## Your task
In the material below, count the lines with the word "this" and state that number only.

+ + + + +

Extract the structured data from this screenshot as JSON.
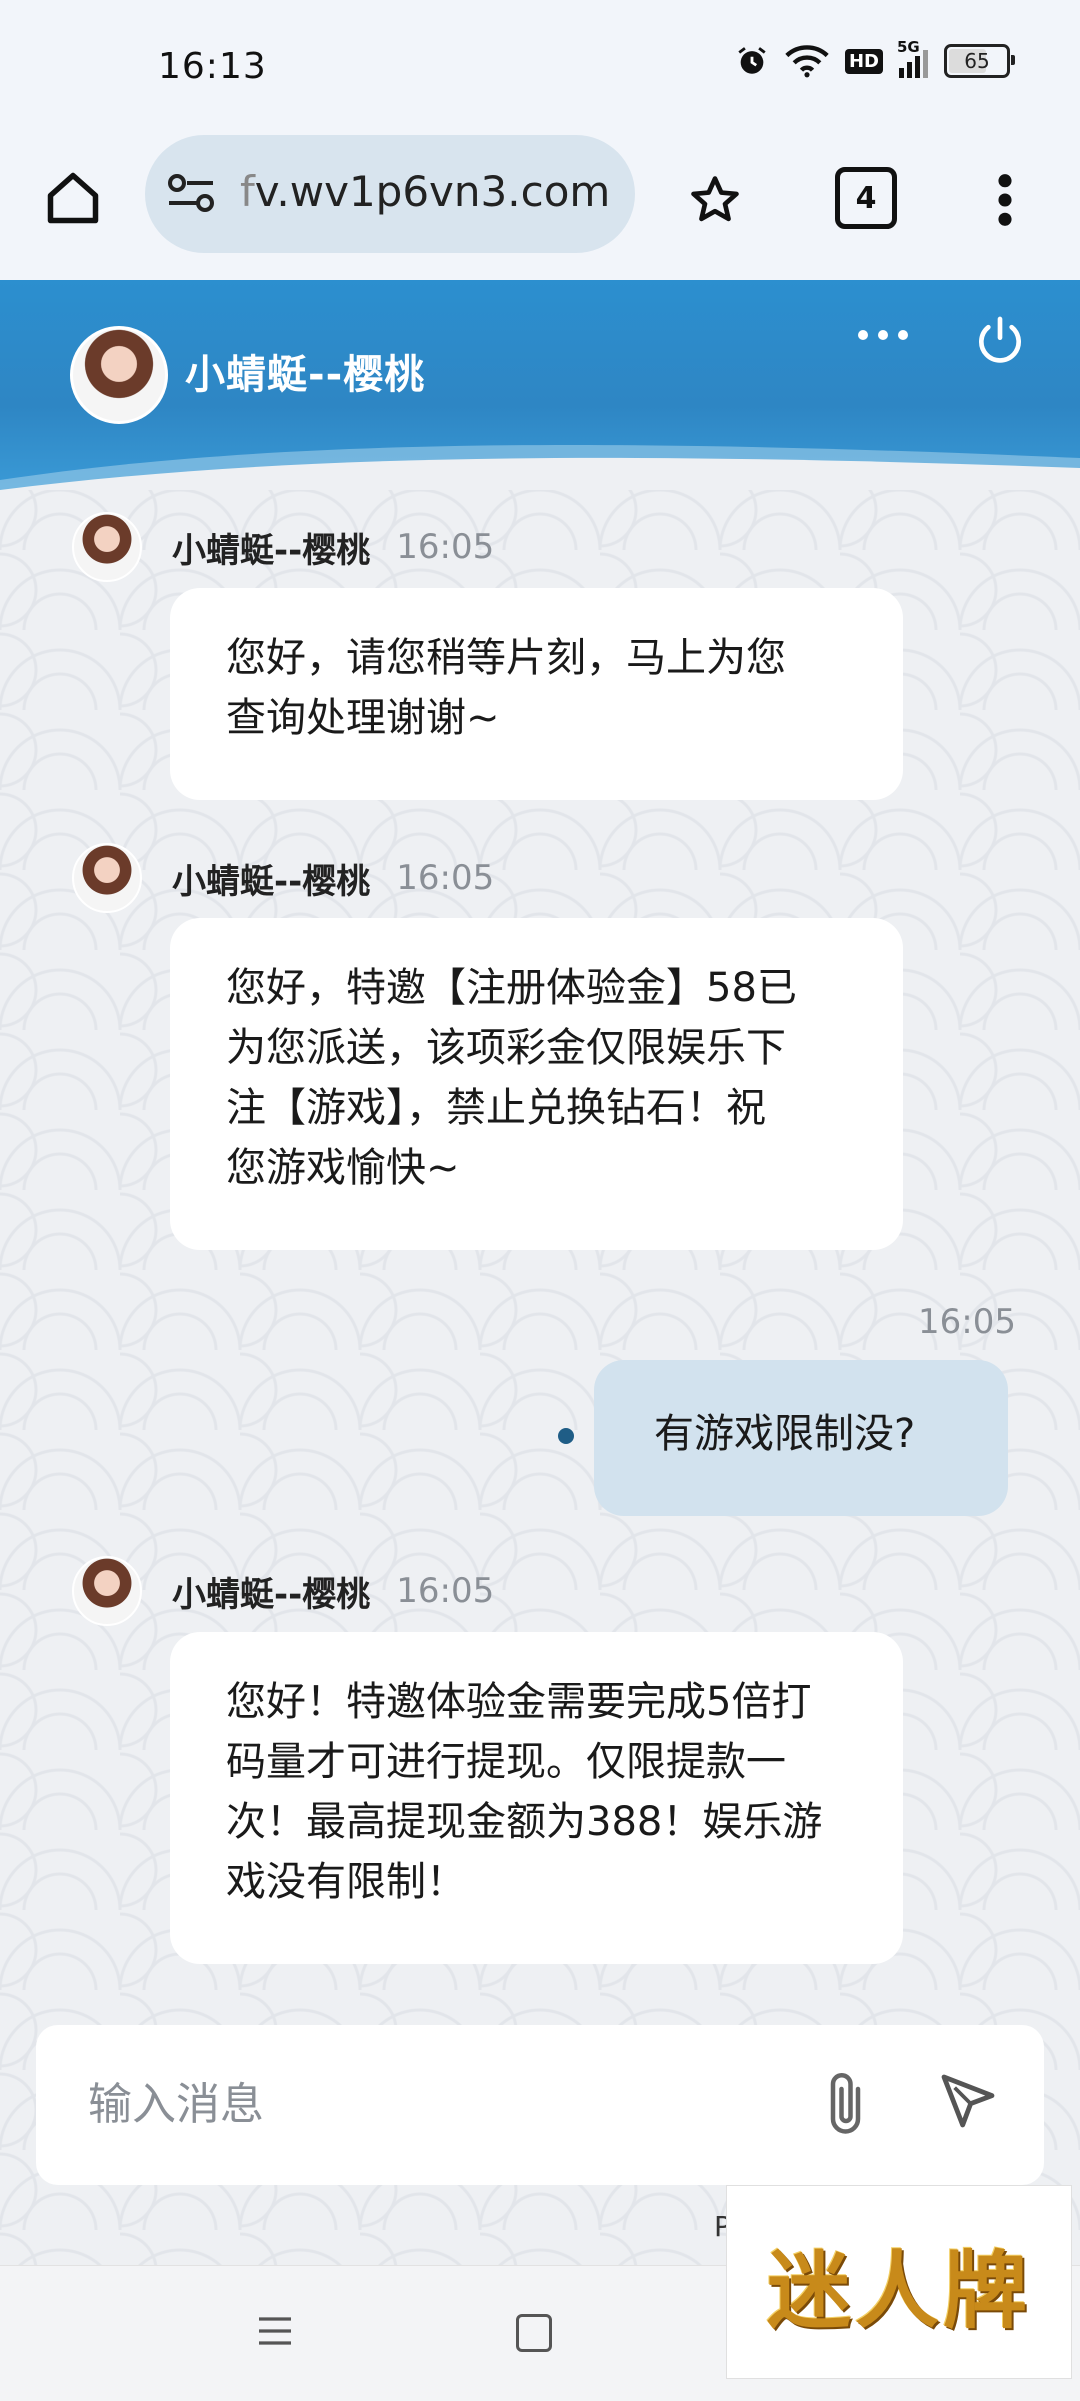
{
  "status_bar": {
    "time": "16:13",
    "network_label": "5G",
    "hd_label": "HD",
    "battery": "65"
  },
  "browser": {
    "url_prefix": "f",
    "url": "v.wv1p6vn3.com",
    "tab_count": "4"
  },
  "chat": {
    "agent_name": "小蜻蜓--樱桃",
    "messages": [
      {
        "sender": "小蜻蜓--樱桃",
        "time": "16:05",
        "lines": [
          "您好，请您稍等片刻，马上为您",
          "查询处理谢谢~"
        ]
      },
      {
        "sender": "小蜻蜓--樱桃",
        "time": "16:05",
        "lines": [
          "您好，特邀【注册体验金】58已",
          "为您派送，该项彩金仅限娱乐下",
          "注【游戏】，禁止兑换钻石！祝",
          "您游戏愉快~"
        ]
      },
      {
        "sender": "me",
        "time": "16:05",
        "lines": [
          "有游戏限制没?"
        ]
      },
      {
        "sender": "小蜻蜓--樱桃",
        "time": "16:05",
        "lines": [
          "您好！特邀体验金需要完成5倍打",
          "码量才可进行提现。仅限提款一",
          "次！最高提现金额为388！娱乐游",
          "戏没有限制！"
        ]
      }
    ],
    "input_placeholder": "输入消息",
    "powered_fragment": "P"
  },
  "watermark": {
    "text": "迷人牌"
  },
  "colors": {
    "header_blue": "#2c8fcf",
    "my_bubble": "#d2e2ee",
    "sent_dot": "#1f5d86"
  }
}
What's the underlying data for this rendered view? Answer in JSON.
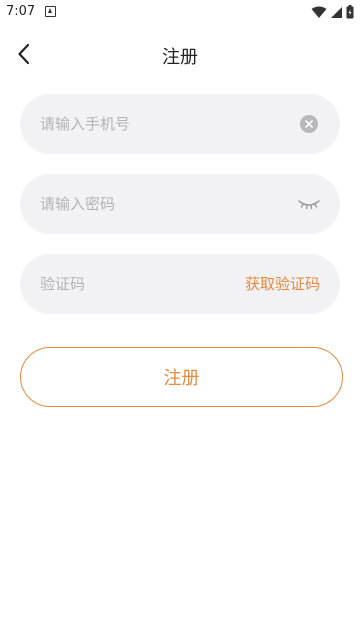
{
  "status_bar": {
    "time": "7:07",
    "icons": [
      "notification-icon",
      "wifi-icon",
      "signal-icon",
      "battery-icon"
    ]
  },
  "header": {
    "title": "注册",
    "back_icon": "chevron-left-icon"
  },
  "form": {
    "phone": {
      "placeholder": "请输入手机号",
      "value": "",
      "clear_icon": "clear-icon"
    },
    "password": {
      "placeholder": "请输入密码",
      "value": "",
      "toggle_icon": "eye-closed-icon"
    },
    "code": {
      "placeholder": "验证码",
      "value": "",
      "get_code_label": "获取验证码"
    },
    "submit_label": "注册"
  },
  "colors": {
    "accent": "#e58a3f",
    "field_background": "#f2f2f4",
    "placeholder": "#b3b3b3"
  }
}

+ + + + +

## Answer section
2